I'm told this advert is a "Never Mind the Buzzocks"-style spoof and it stars England U21 coach (and my main rival to be next England boss) Stuart Pearce, alongside six everyday folk who currently juggle the demands of busy careers and "their passion for coaching and refereeing".
The race to replace Fabio Capello starts now and Stuart Pearce looks nicely placed
This group will also feature prominently in a nationwide poster campaign and having played tag with prison officer Tracy Burnett and submariner David McNamara I can attest to their passion for football and all-round niceness.
A more cynical man than me might point out that in terms of investing money in grassroots football a celebrity-free advertising campaign is hardly a game-changing commitment.

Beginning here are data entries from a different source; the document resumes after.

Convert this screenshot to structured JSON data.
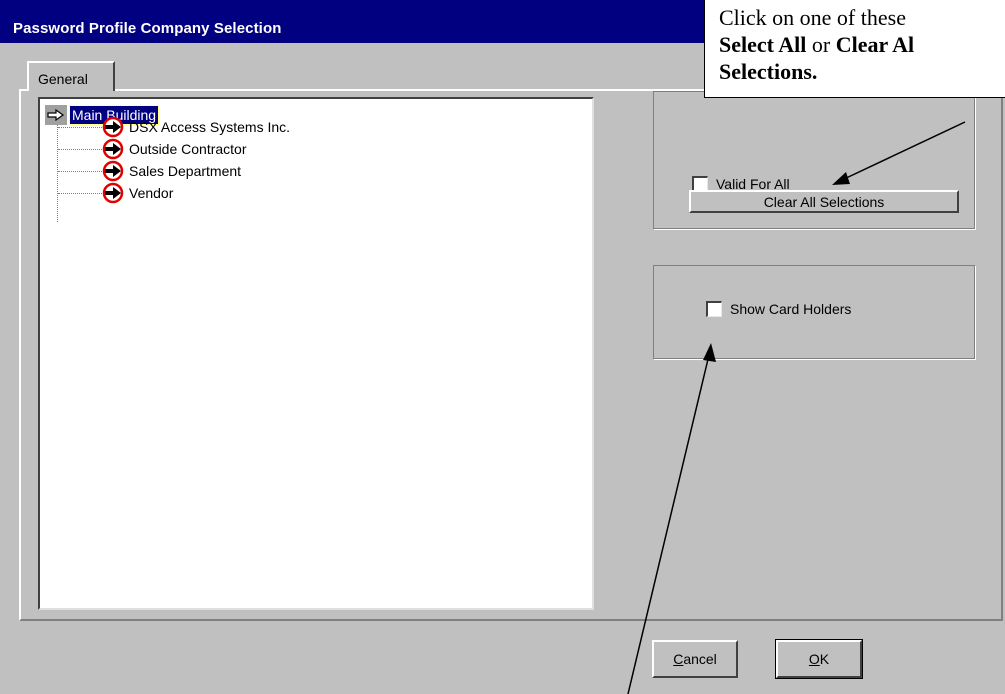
{
  "window": {
    "title": "Password Profile Company Selection"
  },
  "tabs": [
    {
      "label": "General",
      "selected": true
    }
  ],
  "tree": {
    "root": {
      "label": "Main Building",
      "icon": "arrow-right-outline-icon",
      "selected": true
    },
    "items": [
      {
        "label": "DSX Access Systems Inc.",
        "icon": "red-circle-arrow-icon"
      },
      {
        "label": "Outside Contractor",
        "icon": "red-circle-arrow-icon"
      },
      {
        "label": "Sales Department",
        "icon": "red-circle-arrow-icon"
      },
      {
        "label": "Vendor",
        "icon": "red-circle-arrow-icon"
      }
    ]
  },
  "options": {
    "valid_for_all": {
      "label": "Valid For All",
      "checked": false
    },
    "clear_all_label": "Clear All Selections",
    "show_card_holders": {
      "label": "Show Card Holders",
      "checked": false
    }
  },
  "buttons": {
    "cancel": {
      "mnemonic": "C",
      "rest": "ancel"
    },
    "ok": {
      "mnemonic": "O",
      "rest": "K"
    }
  },
  "callout": {
    "line1": "Click on one of these",
    "line2_bold_a": "Select All",
    "line2_mid": " or ",
    "line2_bold_b": "Clear Al",
    "line3_bold": "Selections."
  },
  "colors": {
    "titlebar": "#000080",
    "face": "#c0c0c0",
    "selection": "#000080",
    "icon_red": "#e00000"
  }
}
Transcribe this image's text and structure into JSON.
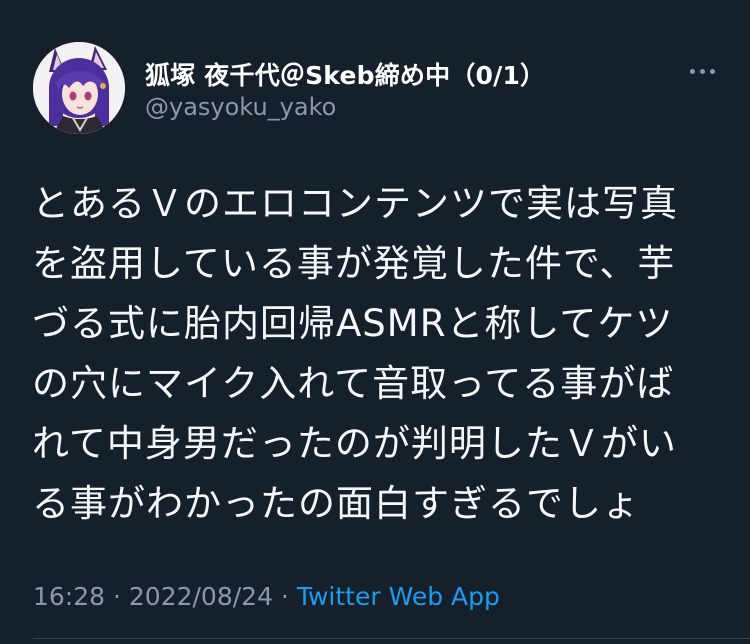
{
  "author": {
    "display_name": "狐塚 夜千代＠Skeb締め中（0/1）",
    "handle": "@yasyoku_yako",
    "avatar_icon": "avatar-purple-hair-fox-ears"
  },
  "tweet": {
    "lines": [
      "とあるＶのエロコンテンツで実は写真",
      "を盗用している事が発覚した件で、芋",
      "づる式に胎内回帰ASMRと称してケツ",
      "の穴にマイク入れて音取ってる事がば",
      "れて中身男だったのが判明したＶがい",
      "る事がわかったの面白すぎるでしょ"
    ]
  },
  "meta": {
    "time": "16:28",
    "separator1": " · ",
    "date": "2022/08/24",
    "separator2": " · ",
    "source": "Twitter Web App"
  },
  "colors": {
    "background": "#15202b",
    "text": "#ffffff",
    "secondary": "#8b98a5",
    "accent": "#1d9bf0"
  }
}
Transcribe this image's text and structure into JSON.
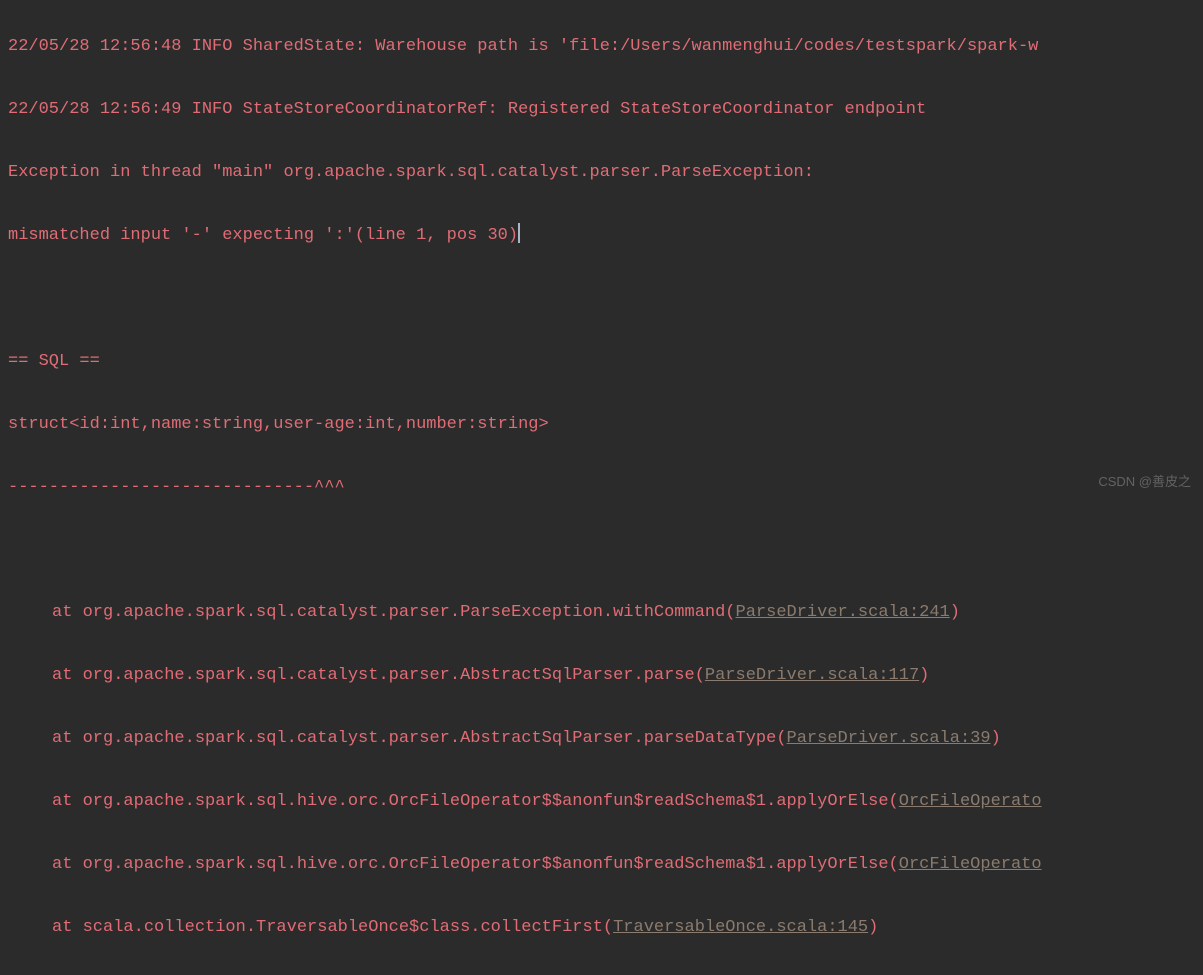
{
  "log": {
    "line1": "22/05/28 12:56:48 INFO SharedState: Warehouse path is 'file:/Users/wanmenghui/codes/testspark/spark-w",
    "line2": "22/05/28 12:56:49 INFO StateStoreCoordinatorRef: Registered StateStoreCoordinator endpoint",
    "line3": "Exception in thread \"main\" org.apache.spark.sql.catalyst.parser.ParseException:",
    "line4": "mismatched input '-' expecting ':'(line 1, pos 30)",
    "sql_header": "== SQL ==",
    "sql_struct": "struct<id:int,name:string,user-age:int,number:string>",
    "sql_marker": "------------------------------^^^"
  },
  "stack": [
    {
      "prefix": "at org.apache.spark.sql.catalyst.parser.ParseException.withCommand(",
      "link": "ParseDriver.scala:241",
      "suffix": ")"
    },
    {
      "prefix": "at org.apache.spark.sql.catalyst.parser.AbstractSqlParser.parse(",
      "link": "ParseDriver.scala:117",
      "suffix": ")"
    },
    {
      "prefix": "at org.apache.spark.sql.catalyst.parser.AbstractSqlParser.parseDataType(",
      "link": "ParseDriver.scala:39",
      "suffix": ")"
    },
    {
      "prefix": "at org.apache.spark.sql.hive.orc.OrcFileOperator$$anonfun$readSchema$1.applyOrElse(",
      "link": "OrcFileOperato",
      "suffix": ""
    },
    {
      "prefix": "at org.apache.spark.sql.hive.orc.OrcFileOperator$$anonfun$readSchema$1.applyOrElse(",
      "link": "OrcFileOperato",
      "suffix": ""
    },
    {
      "prefix": "at scala.collection.TraversableOnce$class.collectFirst(",
      "link": "TraversableOnce.scala:145",
      "suffix": ")"
    }
  ],
  "watermark": "CSDN @善皮之"
}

But the FA, like the rest of us, isn't in a position to make game-changing financial commitments at the moment. Last week's admission that the governing body is struggling to make ends meet in the wake of the overspend on Wembley, head office move from Soho Square, demise of Setanta and rising salary costs (ahem, Fabio) puts the "ask not what your country can do for you etc" nature of the coaching recruitment drive into context.

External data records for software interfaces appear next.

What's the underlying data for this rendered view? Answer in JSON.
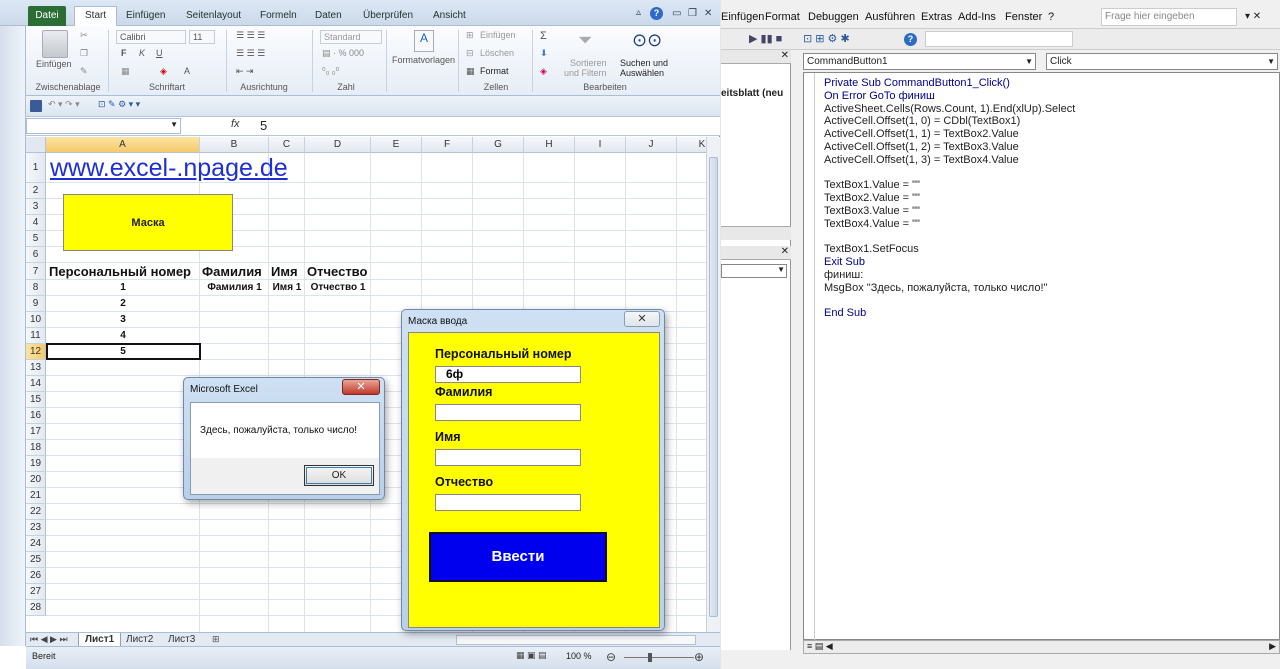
{
  "excel": {
    "file_tab": "Datei",
    "tabs": [
      "Start",
      "Einfügen",
      "Seitenlayout",
      "Formeln",
      "Daten",
      "Überprüfen",
      "Ansicht"
    ],
    "ribbon": {
      "paste": "Einfügen",
      "clipboard": "Zwischenablage",
      "font_name": "Calibri",
      "font_size": "11",
      "font_group": "Schriftart",
      "align_group": "Ausrichtung",
      "number_format": "Standard",
      "number_group": "Zahl",
      "format_templates": "Formatvorlagen",
      "insert_cells": "Einfügen",
      "delete_cells": "Löschen",
      "format_cells": "Format",
      "cells_group": "Zellen",
      "sort_filter_1": "Sortieren",
      "sort_filter_2": "und Filtern",
      "find_1": "Suchen und",
      "find_2": "Auswählen",
      "edit_group": "Bearbeiten",
      "bold": "F",
      "italic": "K",
      "underline": "U"
    },
    "formula_bar": {
      "fx": "fx",
      "value": "5"
    },
    "columns": [
      "A",
      "B",
      "C",
      "D",
      "E",
      "F",
      "G",
      "H",
      "I",
      "J",
      "K"
    ],
    "rows": [
      "1",
      "2",
      "3",
      "4",
      "5",
      "6",
      "7",
      "8",
      "9",
      "10",
      "11",
      "12",
      "13",
      "14",
      "15",
      "16",
      "17",
      "18",
      "19",
      "20",
      "21",
      "22",
      "23",
      "24",
      "25",
      "26",
      "27",
      "28"
    ],
    "cells": {
      "url": "www.excel-.npage.de",
      "mask_button": "Маска",
      "h_personal": "Персональный номер",
      "h_family": "Фамилия",
      "h_name": "Имя",
      "h_patronymic": "Отчество",
      "r8_a": "1",
      "r8_b": "Фамилия 1",
      "r8_c": "Имя 1",
      "r8_d": "Отчество 1",
      "r9_a": "2",
      "r10_a": "3",
      "r11_a": "4",
      "r12_a": "5"
    },
    "sheets": [
      "Лист1",
      "Лист2",
      "Лист3"
    ],
    "status": {
      "ready": "Bereit",
      "zoom": "100 %"
    }
  },
  "vba": {
    "menu": [
      "Einfügen",
      "Format",
      "Debuggen",
      "Ausführen",
      "Extras",
      "Add-Ins",
      "Fenster",
      "?"
    ],
    "help_placeholder": "Frage hier eingeben",
    "object_combo": "CommandButton1",
    "proc_combo": "Click",
    "project_fragment": "eitsblatt (neu",
    "code": [
      "Private Sub CommandButton1_Click()",
      "On Error GoTo финиш",
      "ActiveSheet.Cells(Rows.Count, 1).End(xlUp).Select",
      "ActiveCell.Offset(1, 0) = CDbl(TextBox1)",
      "ActiveCell.Offset(1, 1) = TextBox2.Value",
      "ActiveCell.Offset(1, 2) = TextBox3.Value",
      "ActiveCell.Offset(1, 3) = TextBox4.Value",
      "",
      "TextBox1.Value = \"\"",
      "TextBox2.Value = \"\"",
      "TextBox3.Value = \"\"",
      "TextBox4.Value = \"\"",
      "",
      "TextBox1.SetFocus",
      "Exit Sub",
      "финиш:",
      "MsgBox \"Здесь, пожалуйста, только число!\"",
      "",
      "End Sub"
    ]
  },
  "msgbox": {
    "title": "Microsoft Excel",
    "text": "Здесь, пожалуйста, только число!",
    "ok": "OK",
    "close": "✕"
  },
  "userform": {
    "title": "Маска ввода",
    "close": "✕",
    "label1": "Персональный номер",
    "value1": "6ф",
    "label2": "Фамилия",
    "label3": "Имя",
    "label4": "Отчество",
    "submit": "Ввести",
    "bg_color": "#ffff00",
    "button_color": "#0000ee"
  }
}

It's not the multi-million-euro response the German FA made to the relative disappointments of its national team a decade ago but it's something, particularly when you realise our much maligned FA is still committed to investing an unprecedented £40m a year in amateur football.
Thanks to ring-fenced cash from McDonald's (to train coaches for all age-groups) and Tesco (to develop skills coaches for five to 11-year-olds), the FA has been able to maintain its spending on grassroots coaching despite the squeeze felt in other parts of the organisation.

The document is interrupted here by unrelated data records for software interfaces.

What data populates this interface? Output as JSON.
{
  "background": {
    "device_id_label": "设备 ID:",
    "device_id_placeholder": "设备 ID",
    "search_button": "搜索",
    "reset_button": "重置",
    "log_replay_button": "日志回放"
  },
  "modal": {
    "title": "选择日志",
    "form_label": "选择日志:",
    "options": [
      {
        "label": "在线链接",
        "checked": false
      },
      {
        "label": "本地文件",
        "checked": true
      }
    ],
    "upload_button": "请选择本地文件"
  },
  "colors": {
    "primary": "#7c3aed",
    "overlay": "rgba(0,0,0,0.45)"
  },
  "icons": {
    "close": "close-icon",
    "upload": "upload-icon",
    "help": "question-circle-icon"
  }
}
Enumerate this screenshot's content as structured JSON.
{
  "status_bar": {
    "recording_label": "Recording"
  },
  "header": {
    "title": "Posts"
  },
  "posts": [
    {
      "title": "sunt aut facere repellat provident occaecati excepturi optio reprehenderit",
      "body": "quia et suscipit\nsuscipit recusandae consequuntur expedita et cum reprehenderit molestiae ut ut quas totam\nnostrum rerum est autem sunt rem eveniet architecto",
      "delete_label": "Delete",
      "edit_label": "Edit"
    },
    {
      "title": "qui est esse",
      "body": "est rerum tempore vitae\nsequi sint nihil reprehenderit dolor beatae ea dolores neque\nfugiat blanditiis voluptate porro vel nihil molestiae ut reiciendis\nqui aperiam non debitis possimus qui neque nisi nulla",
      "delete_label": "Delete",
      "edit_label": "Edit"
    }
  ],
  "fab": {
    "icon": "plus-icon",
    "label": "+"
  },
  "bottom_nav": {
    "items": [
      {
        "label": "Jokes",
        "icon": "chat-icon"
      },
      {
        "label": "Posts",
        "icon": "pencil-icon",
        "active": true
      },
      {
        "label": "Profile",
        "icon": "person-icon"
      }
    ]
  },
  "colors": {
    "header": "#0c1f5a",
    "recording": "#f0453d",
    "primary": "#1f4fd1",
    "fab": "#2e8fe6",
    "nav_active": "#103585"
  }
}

For example, the governing body's 520-strong workforce has just witnessed the closure of their final salary pension scheme. A small sacrifice, some might say, but as the FA's head of grassroots coaching Les Howie told me, it meant there would be no cuts to "frontline services".
So while I'm not going to pretend "Football Needs You" is the antidote to further bouts of England v Algeria-style depression, it is part of the cure.
If the FA cannot afford to pay coaches more than the clubs do so they stay with younger age-groups or subsidise coaching courses (Level One will take 30 hours and set you back about £140), the very least they can do is raise the profession/vocation's profile and give it some public praise.
There was something else Howie said that made me reassess my slightly underwhelmed view of the FA's recent efforts, or perhaps it was just the way he said it (like all good coaches, he is a natural communicator).
Germany, Spain and rest of continental football's leading lights remain the target in terms of qualified coaches but that gap isn't as glaring as the post-World Cup headlines suggested, Howie explained.
Nine years after it was announced, the National Football Centre is still a building site near Burton
England only signed up for the European coaching standards a decade ago. Our main rivals have been churning out Uefa-qualified coaches for 40 years. The evidence from recent years is we're finally matching them. The gap will close, eventually.
There is one other thing the FA could and should do to facilitate that move towards international parity: build Burton.
The most recent opening date (there have been a few) for the National Football Centre is 2012 but last week's financial reckoning poured fresh doubt on that happening. The FA remains £10m short of a proposed £100m budget for English football's coaching "Oxbridge" and another delay looks increasingly likely.
This would be a terrible blow to committed and talented coaches like Howie. He needs a real base and to hear him talk about a visit to Italy's revered Coverciano complex was to fully understand quite what Burton could mean to coaching in this country.
Perhaps the FA's next recruitment drive should be for architects, builders, electricians and plumbers. In the meantime, I'm going to sign up for my Level One badge. Who's with me?